What is the Lottery?
The lottery is a game in which participants pay money to buy tickets that contain a set of numbers. These are then matched up in a random drawing. If a winning ticket matches the winning numbers, the player wins a prize.
In the United States, many people play the lottery, and they spend billions of dollars each year. This revenue is largely used by the government to fund social programs, such as roads, libraries, hospitals, schools, and colleges.
There are a number of reasons why some people choose to play the lottery. First, they think it is a low-risk way to win money. However, the odds of winning are astronomically small, and a large percentage of those who win wind up in debt or bankruptcy.
Secondly, they believe the money they win could be used to save for retirement or college tuition. Unfortunately, this is not always the case.
Thirdly, they believe the money could be used to help their family. This is not necessarily true, and the money could also be used to pay for emergency funds or credit card debt.
Fourthly, they believe the money could be used for other purposes. For example, the money could be used to help someone who is a member of their religious community.

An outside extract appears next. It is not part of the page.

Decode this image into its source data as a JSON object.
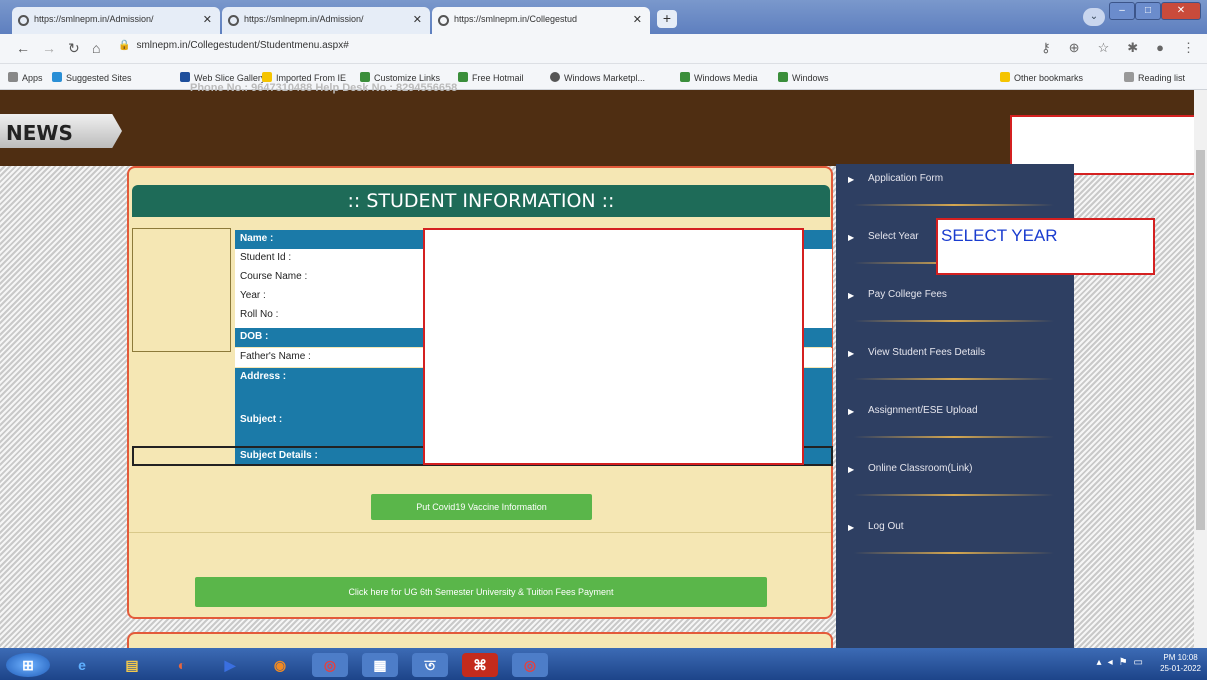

The origins of the lottery date back to ancient times, and there are dozens of biblical examples where it was used to determine the distribution of property. Roman emperors also used the lottery to award property and slaves during Saturnalian feasts.